[Interface dataset entries]
-------------------------

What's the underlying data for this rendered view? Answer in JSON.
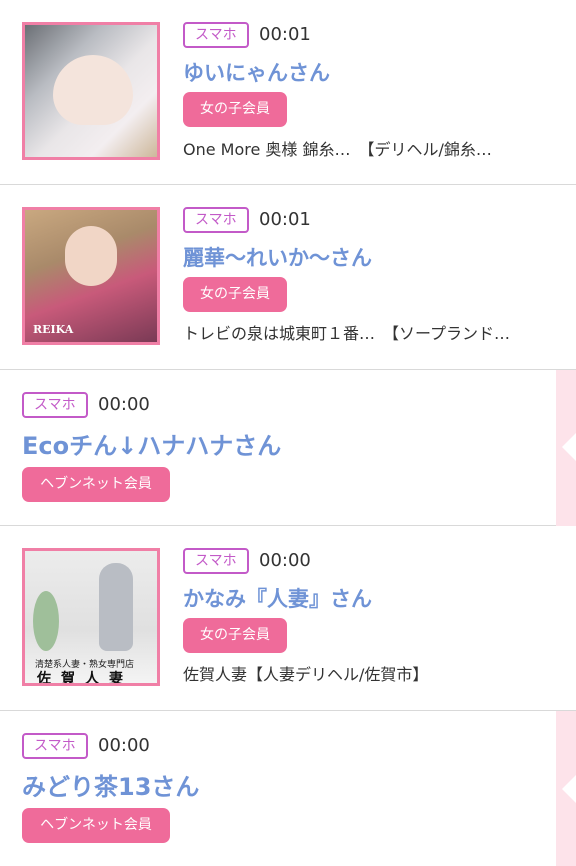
{
  "entries": [
    {
      "device": "スマホ",
      "time": "00:01",
      "name": "ゆいにゃんさん",
      "member": "女の子会員",
      "shop": "One More 奥様 錦糸…　【デリヘル/錦糸…"
    },
    {
      "device": "スマホ",
      "time": "00:01",
      "name": "麗華〜れいか〜さん",
      "member": "女の子会員",
      "shop": "トレビの泉は城東町１番…　【ソープランド…",
      "thumb_label": "REIKA"
    },
    {
      "device": "スマホ",
      "time": "00:00",
      "name": "Ecoチん↓ハナハナさん",
      "member": "ヘブンネット会員"
    },
    {
      "device": "スマホ",
      "time": "00:00",
      "name": "かなみ『人妻』さん",
      "member": "女の子会員",
      "shop": "佐賀人妻【人妻デリヘル/佐賀市】",
      "thumb_caption_small": "清楚系人妻・熟女専門店",
      "thumb_caption_big": "佐賀人妻"
    },
    {
      "device": "スマホ",
      "time": "00:00",
      "name": "みどり茶13さん",
      "member": "ヘブンネット会員"
    }
  ],
  "colors": {
    "accent_pink": "#ef6b9a",
    "name_blue": "#6f93d6",
    "device_purple": "#c35ac8",
    "thumb_border": "#f07fa6"
  },
  "icons": [
    "side-arrow-icon"
  ]
}
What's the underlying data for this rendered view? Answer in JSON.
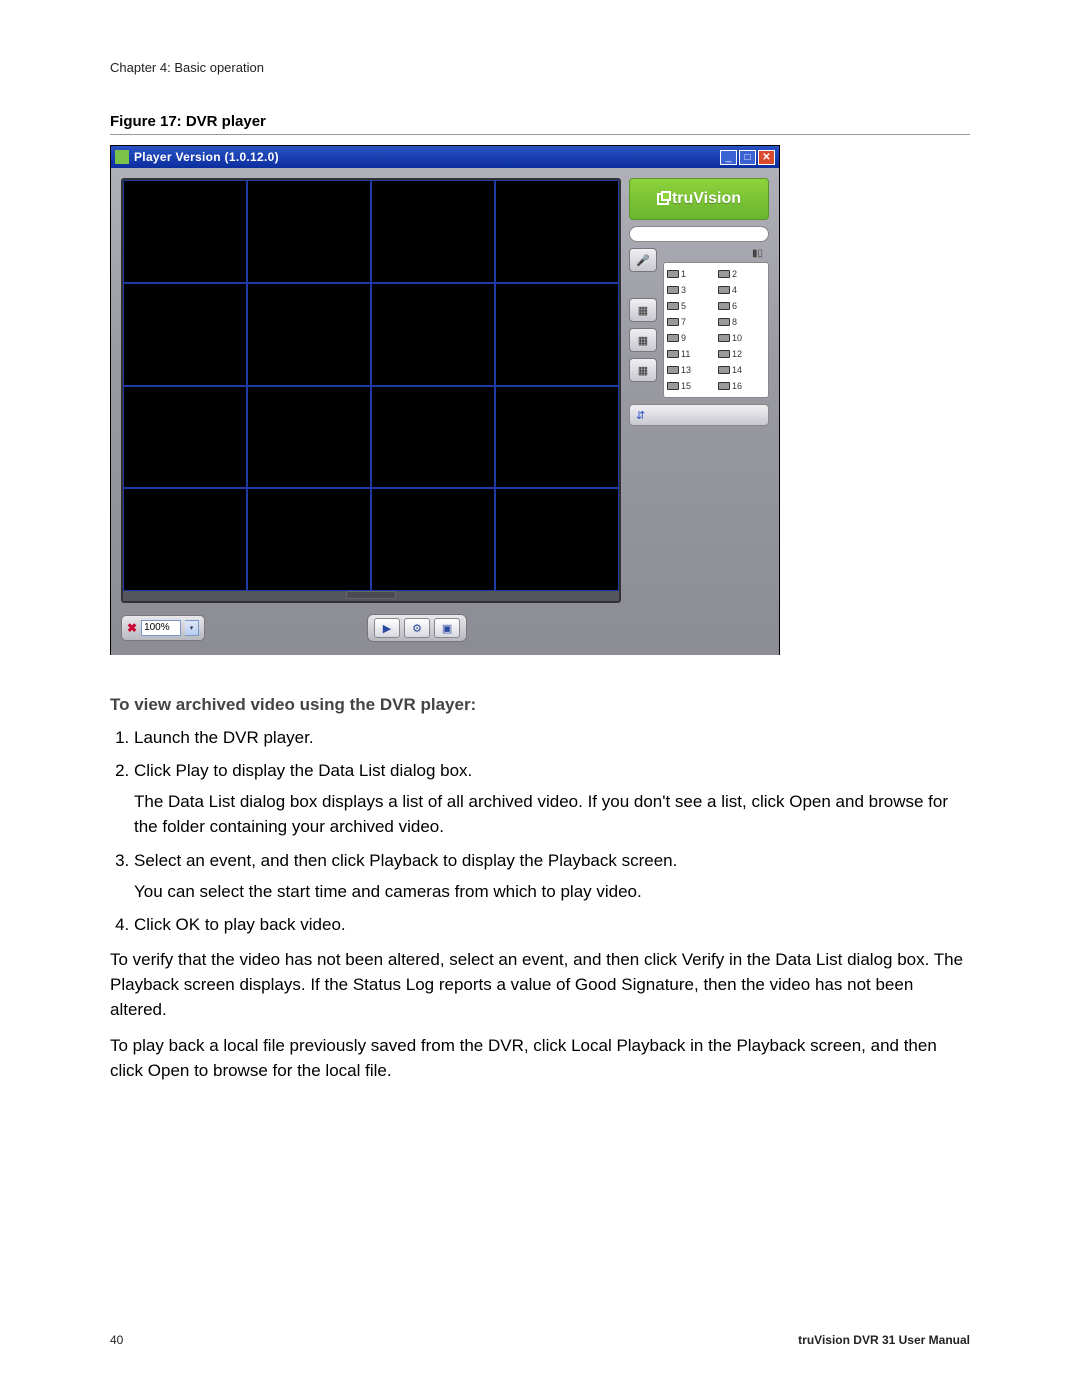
{
  "chapter": "Chapter 4: Basic operation",
  "figure_caption": "Figure 17: DVR player",
  "player": {
    "title": "Player Version (1.0.12.0)",
    "logo": "truVision",
    "zoom_value": "100%",
    "channels": [
      "1",
      "2",
      "3",
      "4",
      "5",
      "6",
      "7",
      "8",
      "9",
      "10",
      "11",
      "12",
      "13",
      "14",
      "15",
      "16"
    ]
  },
  "heading": "To view archived video using the DVR player:",
  "steps": [
    {
      "text": "Launch the DVR player."
    },
    {
      "text": "Click Play to display the Data List dialog box.",
      "sub": "The Data List dialog box displays a list of all archived video. If you don't see a list, click Open and browse for the folder containing your archived video."
    },
    {
      "text": "Select an event, and then click Playback to display the Playback screen.",
      "sub": "You can select the start time and cameras from which to play video."
    },
    {
      "text": "Click OK to play back video."
    }
  ],
  "para1": "To verify that the video has not been altered, select an event, and then click Verify in the Data List dialog box. The Playback screen displays. If the Status Log reports a value of Good Signature, then the video has not been altered.",
  "para2": "To play back a local file previously saved from the DVR, click Local Playback in the Playback screen, and then click Open to browse for the local file.",
  "footer": {
    "page": "40",
    "manual": "truVision DVR 31 User Manual"
  }
}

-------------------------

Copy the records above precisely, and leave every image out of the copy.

TASK SOLUTION:
What's the underlying data for this rendered view? Answer in JSON.
{
  "entries": [
    {
      "device": "スマホ",
      "time": "00:01",
      "name": "ゆいにゃんさん",
      "member": "女の子会員",
      "shop": "One More 奥様 錦糸…　【デリヘル/錦糸…"
    },
    {
      "device": "スマホ",
      "time": "00:01",
      "name": "麗華〜れいか〜さん",
      "member": "女の子会員",
      "shop": "トレビの泉は城東町１番…　【ソープランド…",
      "thumb_label": "REIKA"
    },
    {
      "device": "スマホ",
      "time": "00:00",
      "name": "Ecoチん↓ハナハナさん",
      "member": "ヘブンネット会員"
    },
    {
      "device": "スマホ",
      "time": "00:00",
      "name": "かなみ『人妻』さん",
      "member": "女の子会員",
      "shop": "佐賀人妻【人妻デリヘル/佐賀市】",
      "thumb_caption_small": "清楚系人妻・熟女専門店",
      "thumb_caption_big": "佐賀人妻"
    },
    {
      "device": "スマホ",
      "time": "00:00",
      "name": "みどり茶13さん",
      "member": "ヘブンネット会員"
    }
  ],
  "colors": {
    "accent_pink": "#ef6b9a",
    "name_blue": "#6f93d6",
    "device_purple": "#c35ac8",
    "thumb_border": "#f07fa6"
  },
  "icons": [
    "side-arrow-icon"
  ]
}
What's the underlying data for this rendered view? Answer in JSON.
{
  "chapter": "Chapter 4: Basic operation",
  "figure_caption": "Figure 17: DVR player",
  "player": {
    "title": "Player Version (1.0.12.0)",
    "logo": "truVision",
    "zoom_value": "100%",
    "channels": [
      "1",
      "2",
      "3",
      "4",
      "5",
      "6",
      "7",
      "8",
      "9",
      "10",
      "11",
      "12",
      "13",
      "14",
      "15",
      "16"
    ]
  },
  "heading": "To view archived video using the DVR player:",
  "steps": [
    {
      "text": "Launch the DVR player."
    },
    {
      "text": "Click Play to display the Data List dialog box.",
      "sub": "The Data List dialog box displays a list of all archived video. If you don't see a list, click Open and browse for the folder containing your archived video."
    },
    {
      "text": "Select an event, and then click Playback to display the Playback screen.",
      "sub": "You can select the start time and cameras from which to play video."
    },
    {
      "text": "Click OK to play back video."
    }
  ],
  "para1": "To verify that the video has not been altered, select an event, and then click Verify in the Data List dialog box. The Playback screen displays. If the Status Log reports a value of Good Signature, then the video has not been altered.",
  "para2": "To play back a local file previously saved from the DVR, click Local Playback in the Playback screen, and then click Open to browse for the local file.",
  "footer": {
    "page": "40",
    "manual": "truVision DVR 31 User Manual"
  }
}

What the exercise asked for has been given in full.